Researchers find interplay of ancestry and sexual dimorphism significantly affect growth patterns in frontal sinuses
Located between and above your eyebrows, the frontal sinuses develop in shapes that are as unique to each person as a fingerprint. Since 1925, they've been used by forensic anthropologists to help identify human remains when dental or other medical records were missing.
Boston University School of Medicine (BUSM) researchers have found the development of the frontal sinus was affected more by sexual dimorphism than the ancestry of the individual and that it was the interplay between those two factors that produced the most significant variation.
"It is a common drive of people to be curious about ourselves, our backgrounds and our bodies. This study takes a fascinating structure that is as unique to an individual as their fingerprint and starts to shed light on what causes this feature to be so special to each person," said corresponding author Sean Tallman, Ph.D., assistant professor of anatomy & neurobiology. Former graduate student Austin Shamlou, MS, now a research technician at Massachusetts General Hospital, is a co-author in the study.
The researchers analyzed computed tomography (CT) images of more than 300 individuals designated as assigned male or assigned female at birth. Individuals also were classified by ancestral backgrounds of African-derived, Asian-derived, European-derived, or Latin American-derived. The authors used Photoshop to create an outline of the frontal sinus layer-by-layer and took measurements of maximum height, width and depth. These frontal sinus outlines were categorized into three groups and compared against variables.
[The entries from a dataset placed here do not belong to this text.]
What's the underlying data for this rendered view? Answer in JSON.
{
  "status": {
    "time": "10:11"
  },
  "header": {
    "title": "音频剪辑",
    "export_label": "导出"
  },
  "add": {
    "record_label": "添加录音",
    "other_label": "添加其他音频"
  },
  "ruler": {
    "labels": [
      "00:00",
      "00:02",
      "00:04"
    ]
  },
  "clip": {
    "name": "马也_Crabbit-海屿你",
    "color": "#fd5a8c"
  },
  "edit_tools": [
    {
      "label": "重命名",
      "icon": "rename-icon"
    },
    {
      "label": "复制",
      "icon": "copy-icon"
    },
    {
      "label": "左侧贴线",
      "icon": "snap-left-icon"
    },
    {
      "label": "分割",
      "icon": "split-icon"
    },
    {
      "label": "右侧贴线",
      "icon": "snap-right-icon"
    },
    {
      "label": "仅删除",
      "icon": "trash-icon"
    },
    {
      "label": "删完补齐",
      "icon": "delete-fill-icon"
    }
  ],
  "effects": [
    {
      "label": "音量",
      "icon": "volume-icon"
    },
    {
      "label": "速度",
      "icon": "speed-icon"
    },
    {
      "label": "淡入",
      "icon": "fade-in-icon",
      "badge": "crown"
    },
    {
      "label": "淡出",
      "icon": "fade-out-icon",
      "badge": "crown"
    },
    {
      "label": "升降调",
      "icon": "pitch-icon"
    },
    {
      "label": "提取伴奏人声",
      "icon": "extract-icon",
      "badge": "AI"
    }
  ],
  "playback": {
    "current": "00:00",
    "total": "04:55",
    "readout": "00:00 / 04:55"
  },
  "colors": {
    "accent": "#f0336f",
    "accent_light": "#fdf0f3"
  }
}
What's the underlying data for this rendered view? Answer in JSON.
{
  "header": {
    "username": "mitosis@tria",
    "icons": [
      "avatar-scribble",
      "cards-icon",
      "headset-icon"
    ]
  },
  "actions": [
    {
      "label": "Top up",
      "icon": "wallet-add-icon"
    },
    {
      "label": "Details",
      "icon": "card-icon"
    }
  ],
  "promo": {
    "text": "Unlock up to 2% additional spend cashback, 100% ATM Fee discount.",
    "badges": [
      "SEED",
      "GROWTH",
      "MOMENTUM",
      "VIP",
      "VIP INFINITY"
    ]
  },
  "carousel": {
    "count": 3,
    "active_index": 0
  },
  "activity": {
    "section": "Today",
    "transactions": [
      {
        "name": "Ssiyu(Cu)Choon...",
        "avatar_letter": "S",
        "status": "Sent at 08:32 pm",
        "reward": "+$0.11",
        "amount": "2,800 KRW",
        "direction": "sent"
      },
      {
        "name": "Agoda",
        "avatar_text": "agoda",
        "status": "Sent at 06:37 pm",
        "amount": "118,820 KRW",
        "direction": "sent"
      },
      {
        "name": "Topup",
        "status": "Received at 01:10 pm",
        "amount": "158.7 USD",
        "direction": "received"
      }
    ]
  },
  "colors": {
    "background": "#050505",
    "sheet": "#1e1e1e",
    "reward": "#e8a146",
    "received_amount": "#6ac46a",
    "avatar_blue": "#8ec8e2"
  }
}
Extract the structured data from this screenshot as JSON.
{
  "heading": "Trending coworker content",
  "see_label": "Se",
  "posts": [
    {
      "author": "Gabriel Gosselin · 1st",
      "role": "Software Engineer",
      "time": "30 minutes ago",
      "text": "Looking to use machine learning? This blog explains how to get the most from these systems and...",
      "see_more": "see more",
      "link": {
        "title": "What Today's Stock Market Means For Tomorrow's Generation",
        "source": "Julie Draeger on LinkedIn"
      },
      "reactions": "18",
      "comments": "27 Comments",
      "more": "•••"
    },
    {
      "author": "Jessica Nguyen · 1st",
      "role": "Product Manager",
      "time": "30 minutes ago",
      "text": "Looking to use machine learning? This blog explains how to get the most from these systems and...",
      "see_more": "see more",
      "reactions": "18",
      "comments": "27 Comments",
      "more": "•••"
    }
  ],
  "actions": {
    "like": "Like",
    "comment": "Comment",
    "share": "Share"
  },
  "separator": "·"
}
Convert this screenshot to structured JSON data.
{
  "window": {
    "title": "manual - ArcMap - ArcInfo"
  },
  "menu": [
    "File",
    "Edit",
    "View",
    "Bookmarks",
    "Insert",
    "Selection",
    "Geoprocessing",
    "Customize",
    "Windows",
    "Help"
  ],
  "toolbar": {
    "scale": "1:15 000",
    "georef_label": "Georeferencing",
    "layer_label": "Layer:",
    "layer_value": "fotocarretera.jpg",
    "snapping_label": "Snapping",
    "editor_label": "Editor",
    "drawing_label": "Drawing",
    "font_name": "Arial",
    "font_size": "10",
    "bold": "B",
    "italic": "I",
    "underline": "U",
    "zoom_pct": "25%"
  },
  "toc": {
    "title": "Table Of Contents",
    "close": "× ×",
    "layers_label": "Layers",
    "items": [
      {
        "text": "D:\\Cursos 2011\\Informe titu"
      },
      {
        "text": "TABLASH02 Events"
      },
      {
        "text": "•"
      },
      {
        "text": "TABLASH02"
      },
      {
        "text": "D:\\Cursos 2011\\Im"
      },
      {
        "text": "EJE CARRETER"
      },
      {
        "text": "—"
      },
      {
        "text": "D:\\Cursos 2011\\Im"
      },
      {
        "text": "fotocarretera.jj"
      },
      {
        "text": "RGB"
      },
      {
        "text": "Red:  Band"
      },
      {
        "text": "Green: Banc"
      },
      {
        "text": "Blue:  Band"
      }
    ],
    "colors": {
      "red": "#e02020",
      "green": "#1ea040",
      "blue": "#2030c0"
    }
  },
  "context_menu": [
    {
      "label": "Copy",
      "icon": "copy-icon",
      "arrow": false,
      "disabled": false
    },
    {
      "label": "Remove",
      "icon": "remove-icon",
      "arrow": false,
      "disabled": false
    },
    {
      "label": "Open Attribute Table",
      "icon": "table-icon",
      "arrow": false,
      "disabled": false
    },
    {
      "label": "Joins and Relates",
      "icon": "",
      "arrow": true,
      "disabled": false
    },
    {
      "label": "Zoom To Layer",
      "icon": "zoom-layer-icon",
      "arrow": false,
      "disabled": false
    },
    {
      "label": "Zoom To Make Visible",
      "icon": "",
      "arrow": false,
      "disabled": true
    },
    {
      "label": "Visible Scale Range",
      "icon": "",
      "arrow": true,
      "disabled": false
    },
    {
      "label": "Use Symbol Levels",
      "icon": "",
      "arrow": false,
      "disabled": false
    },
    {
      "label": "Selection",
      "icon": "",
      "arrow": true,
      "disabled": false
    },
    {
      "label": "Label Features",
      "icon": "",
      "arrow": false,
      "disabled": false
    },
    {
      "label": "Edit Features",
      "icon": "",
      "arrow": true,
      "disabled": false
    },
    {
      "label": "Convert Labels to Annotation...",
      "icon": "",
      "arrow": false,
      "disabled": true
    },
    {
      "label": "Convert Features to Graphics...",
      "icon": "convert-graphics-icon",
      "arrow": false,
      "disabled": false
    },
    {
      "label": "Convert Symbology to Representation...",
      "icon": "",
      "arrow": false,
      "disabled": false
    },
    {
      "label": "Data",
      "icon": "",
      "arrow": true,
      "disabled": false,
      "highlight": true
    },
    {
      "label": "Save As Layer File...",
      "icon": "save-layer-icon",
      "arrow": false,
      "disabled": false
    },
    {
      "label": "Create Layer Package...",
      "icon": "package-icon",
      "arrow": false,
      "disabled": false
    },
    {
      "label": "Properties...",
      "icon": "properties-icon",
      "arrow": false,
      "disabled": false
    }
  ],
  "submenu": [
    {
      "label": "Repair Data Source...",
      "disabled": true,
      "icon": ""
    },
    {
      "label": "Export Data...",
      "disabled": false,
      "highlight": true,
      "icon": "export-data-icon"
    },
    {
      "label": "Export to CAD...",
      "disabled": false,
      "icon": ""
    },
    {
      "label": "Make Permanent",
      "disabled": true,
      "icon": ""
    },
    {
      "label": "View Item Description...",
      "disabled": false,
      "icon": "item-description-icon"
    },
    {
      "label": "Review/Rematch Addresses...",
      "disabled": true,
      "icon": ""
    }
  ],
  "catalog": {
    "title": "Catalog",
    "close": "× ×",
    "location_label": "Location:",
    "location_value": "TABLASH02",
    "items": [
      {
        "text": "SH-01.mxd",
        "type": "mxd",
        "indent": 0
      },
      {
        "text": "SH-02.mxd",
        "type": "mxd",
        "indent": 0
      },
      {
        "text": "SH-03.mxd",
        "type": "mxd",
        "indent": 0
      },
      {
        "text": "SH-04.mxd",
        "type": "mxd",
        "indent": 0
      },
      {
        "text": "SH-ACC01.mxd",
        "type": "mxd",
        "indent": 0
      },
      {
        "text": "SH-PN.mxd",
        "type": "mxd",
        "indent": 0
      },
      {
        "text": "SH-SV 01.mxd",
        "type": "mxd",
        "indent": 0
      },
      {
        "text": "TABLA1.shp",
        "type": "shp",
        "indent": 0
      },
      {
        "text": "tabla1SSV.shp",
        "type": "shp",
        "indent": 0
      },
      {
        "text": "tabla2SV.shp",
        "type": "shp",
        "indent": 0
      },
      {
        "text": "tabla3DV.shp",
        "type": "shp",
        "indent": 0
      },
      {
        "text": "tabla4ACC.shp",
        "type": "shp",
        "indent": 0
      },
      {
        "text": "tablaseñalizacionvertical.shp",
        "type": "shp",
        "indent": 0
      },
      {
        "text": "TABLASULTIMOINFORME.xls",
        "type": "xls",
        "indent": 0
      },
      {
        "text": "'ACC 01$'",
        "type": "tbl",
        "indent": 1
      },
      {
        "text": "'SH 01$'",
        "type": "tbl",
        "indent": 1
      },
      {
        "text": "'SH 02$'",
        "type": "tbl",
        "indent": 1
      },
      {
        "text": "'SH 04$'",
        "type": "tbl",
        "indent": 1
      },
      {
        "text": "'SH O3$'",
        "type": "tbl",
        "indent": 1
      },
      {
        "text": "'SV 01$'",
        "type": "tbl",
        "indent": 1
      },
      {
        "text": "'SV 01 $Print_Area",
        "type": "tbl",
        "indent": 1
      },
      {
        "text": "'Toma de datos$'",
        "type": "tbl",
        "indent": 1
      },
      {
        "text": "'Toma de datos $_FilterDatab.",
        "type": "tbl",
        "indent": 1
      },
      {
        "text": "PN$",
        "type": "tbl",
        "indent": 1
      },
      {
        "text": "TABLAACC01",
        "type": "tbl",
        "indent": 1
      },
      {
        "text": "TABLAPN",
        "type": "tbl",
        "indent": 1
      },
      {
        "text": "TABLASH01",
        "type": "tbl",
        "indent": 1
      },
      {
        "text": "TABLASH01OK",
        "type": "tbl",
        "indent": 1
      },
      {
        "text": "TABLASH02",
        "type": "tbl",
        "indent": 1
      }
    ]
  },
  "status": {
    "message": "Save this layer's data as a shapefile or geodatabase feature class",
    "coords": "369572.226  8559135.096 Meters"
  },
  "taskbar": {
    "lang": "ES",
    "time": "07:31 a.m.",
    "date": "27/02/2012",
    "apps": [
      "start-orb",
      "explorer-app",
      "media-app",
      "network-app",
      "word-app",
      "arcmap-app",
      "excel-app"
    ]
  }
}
The study concluded that when considered separately neither assigned sex nor ancestry significantly affected sinus shape, but there was significant variation in maximum height and maximum depth when the two factors were looked at together.
"Interestingly, the interactive effects of sexual dimorphism and adaptive population histories influence the dimensions of the frontal sinus," said Tallman, who added that a clear pattern had not yet been found.
Tallman said further research was needed to address the question of why the frontal sinus forms unique structures for every individual. He cautioned that in the U.S. sinus variation did not fall along ancestral lines, suggesting that there was significant overlap in ancestral climates or that climate adaptations no longer impacted variation in the U.S.
These findings appear online in the journal Biology.